Tuesday, 14 May 2013 at 16:00

Add to Calendar ▼2013-05-14 16:00:002013-05-14 17:00:00Europe/LondonDynamic Flow Enhanced Microfluidic Bioarray Reactions: Numerical Modeling and Experimental Flow Chemistry Congress in Boston, MA, USABoston, MA,

The dynamic flow in microfluidic channels has enhanced the chemical reactions in DNA hybridization. This study has assisted the design of an effective bioarray chip for the detection of fungal pathogen DNA (0.2 ng) and influenza antibody (5 attomoles). 

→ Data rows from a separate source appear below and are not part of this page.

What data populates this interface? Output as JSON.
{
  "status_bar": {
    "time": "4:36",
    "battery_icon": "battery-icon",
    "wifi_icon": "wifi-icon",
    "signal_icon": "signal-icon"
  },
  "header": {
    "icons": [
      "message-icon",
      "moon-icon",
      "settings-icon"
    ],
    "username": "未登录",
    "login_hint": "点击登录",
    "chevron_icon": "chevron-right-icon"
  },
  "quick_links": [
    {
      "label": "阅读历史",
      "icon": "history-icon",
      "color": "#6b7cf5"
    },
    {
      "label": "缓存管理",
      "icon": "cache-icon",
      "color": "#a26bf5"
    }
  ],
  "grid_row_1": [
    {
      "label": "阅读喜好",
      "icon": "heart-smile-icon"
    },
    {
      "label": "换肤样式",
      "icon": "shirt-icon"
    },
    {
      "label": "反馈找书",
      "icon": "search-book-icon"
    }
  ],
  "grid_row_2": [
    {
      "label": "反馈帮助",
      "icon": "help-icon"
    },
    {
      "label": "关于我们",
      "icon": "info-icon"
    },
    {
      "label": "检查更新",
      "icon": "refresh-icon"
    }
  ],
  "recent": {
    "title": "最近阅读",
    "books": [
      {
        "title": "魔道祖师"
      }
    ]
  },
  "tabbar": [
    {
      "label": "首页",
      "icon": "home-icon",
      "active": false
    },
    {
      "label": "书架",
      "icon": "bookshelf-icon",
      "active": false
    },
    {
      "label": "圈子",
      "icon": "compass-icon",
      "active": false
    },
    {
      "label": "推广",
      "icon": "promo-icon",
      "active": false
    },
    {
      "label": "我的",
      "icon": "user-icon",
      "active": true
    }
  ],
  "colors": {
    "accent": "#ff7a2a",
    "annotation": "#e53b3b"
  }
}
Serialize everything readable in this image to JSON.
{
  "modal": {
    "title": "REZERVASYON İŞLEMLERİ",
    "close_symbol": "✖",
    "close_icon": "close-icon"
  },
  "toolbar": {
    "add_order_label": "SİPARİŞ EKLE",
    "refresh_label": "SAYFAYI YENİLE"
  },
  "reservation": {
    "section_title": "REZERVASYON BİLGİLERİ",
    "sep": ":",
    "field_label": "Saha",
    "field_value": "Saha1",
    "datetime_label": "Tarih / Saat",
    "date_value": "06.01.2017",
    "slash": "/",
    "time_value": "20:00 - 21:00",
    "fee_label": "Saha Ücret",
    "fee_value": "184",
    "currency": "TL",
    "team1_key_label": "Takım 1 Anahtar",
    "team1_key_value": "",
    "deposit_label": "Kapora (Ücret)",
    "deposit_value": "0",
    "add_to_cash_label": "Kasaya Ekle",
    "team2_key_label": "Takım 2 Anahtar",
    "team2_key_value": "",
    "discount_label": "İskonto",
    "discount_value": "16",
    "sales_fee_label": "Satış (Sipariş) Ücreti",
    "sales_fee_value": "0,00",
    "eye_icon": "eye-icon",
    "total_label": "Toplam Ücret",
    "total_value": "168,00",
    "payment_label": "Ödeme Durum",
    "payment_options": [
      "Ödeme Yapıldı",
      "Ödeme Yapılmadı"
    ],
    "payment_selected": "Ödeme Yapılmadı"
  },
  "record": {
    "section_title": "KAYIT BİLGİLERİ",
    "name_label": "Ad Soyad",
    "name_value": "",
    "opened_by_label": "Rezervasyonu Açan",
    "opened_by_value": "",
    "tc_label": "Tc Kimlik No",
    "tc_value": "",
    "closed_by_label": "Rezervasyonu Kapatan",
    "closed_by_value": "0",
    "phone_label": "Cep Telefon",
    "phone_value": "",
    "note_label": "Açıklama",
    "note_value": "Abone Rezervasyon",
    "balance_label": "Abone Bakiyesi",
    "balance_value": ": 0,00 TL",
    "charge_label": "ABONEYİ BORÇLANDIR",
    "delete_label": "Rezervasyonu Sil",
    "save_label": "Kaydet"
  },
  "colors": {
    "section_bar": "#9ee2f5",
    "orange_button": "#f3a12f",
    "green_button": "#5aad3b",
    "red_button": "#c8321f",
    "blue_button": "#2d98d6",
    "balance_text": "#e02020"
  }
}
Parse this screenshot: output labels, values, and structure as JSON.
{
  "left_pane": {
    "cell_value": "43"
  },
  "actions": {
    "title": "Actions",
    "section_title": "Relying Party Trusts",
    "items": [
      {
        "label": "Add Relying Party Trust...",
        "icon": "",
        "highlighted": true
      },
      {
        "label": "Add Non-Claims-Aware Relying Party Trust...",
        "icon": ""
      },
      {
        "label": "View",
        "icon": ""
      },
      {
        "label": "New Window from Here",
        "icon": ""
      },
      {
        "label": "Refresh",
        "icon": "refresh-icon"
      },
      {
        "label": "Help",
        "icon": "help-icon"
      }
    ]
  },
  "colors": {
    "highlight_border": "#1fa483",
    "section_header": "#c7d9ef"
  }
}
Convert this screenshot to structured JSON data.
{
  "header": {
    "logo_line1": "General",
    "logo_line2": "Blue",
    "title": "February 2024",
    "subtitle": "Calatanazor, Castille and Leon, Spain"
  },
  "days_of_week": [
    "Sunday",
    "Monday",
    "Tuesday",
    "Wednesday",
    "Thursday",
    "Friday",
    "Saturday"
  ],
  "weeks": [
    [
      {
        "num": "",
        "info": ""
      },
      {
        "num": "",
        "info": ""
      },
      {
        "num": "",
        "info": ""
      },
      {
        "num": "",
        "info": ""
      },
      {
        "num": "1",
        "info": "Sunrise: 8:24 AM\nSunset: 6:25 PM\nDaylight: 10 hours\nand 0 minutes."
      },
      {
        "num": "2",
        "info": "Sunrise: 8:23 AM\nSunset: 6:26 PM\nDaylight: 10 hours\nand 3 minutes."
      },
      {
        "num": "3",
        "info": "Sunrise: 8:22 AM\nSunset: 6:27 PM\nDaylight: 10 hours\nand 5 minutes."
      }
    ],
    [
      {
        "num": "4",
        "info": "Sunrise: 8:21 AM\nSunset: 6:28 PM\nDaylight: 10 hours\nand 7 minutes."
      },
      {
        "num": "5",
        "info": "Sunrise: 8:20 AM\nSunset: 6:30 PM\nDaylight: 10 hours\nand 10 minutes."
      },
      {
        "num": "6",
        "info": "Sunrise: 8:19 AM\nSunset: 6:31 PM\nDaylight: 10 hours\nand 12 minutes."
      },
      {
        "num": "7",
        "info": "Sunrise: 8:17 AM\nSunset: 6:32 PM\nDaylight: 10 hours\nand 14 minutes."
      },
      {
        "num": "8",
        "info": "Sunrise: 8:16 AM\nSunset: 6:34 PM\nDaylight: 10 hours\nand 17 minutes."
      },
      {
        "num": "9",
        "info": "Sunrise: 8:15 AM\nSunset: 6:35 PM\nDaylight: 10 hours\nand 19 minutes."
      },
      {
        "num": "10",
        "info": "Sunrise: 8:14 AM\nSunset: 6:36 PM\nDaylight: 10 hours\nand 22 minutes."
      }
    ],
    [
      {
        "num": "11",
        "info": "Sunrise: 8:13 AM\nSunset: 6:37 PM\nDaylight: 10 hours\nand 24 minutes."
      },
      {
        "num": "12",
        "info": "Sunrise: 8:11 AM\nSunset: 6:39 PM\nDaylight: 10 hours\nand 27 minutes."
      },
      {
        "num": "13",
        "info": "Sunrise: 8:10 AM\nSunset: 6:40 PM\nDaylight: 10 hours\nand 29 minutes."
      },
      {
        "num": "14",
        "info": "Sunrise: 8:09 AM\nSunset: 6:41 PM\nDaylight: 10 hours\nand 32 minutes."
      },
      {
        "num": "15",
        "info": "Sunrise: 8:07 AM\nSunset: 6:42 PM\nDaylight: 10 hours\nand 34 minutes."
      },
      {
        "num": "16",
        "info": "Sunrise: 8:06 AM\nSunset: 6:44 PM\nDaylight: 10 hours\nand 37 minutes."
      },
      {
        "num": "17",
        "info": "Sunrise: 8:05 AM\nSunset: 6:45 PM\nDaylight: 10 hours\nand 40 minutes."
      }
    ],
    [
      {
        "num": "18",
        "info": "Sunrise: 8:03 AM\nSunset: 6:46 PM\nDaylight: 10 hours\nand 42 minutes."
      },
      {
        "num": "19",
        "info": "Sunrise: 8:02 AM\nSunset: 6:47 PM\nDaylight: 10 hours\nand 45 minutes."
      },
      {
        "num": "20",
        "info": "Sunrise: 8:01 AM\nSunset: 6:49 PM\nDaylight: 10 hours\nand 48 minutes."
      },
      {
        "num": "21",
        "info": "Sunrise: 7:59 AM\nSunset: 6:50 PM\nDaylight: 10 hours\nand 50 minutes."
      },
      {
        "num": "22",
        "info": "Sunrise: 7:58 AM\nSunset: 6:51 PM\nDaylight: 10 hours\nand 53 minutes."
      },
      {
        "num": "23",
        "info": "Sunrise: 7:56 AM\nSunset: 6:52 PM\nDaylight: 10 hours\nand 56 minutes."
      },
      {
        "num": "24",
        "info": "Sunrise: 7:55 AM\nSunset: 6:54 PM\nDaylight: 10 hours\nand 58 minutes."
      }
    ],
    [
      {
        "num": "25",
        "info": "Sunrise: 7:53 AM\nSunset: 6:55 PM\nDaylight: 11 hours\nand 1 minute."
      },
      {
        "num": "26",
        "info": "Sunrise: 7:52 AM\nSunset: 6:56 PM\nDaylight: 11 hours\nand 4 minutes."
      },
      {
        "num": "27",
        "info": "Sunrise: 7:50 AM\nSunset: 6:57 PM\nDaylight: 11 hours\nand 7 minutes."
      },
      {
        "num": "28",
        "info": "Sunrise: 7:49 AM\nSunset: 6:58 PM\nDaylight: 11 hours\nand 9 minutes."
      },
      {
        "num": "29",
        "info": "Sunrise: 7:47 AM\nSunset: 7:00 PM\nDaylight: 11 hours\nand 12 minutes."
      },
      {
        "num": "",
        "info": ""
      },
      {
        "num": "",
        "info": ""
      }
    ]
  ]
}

Add to Calendar ▼2013-05-14 00:00:002013-05-15 00:00:00Europe/LondonFlow Chemistry CongressFlow Chemistry Congress in Boston, MA, USABoston, MA,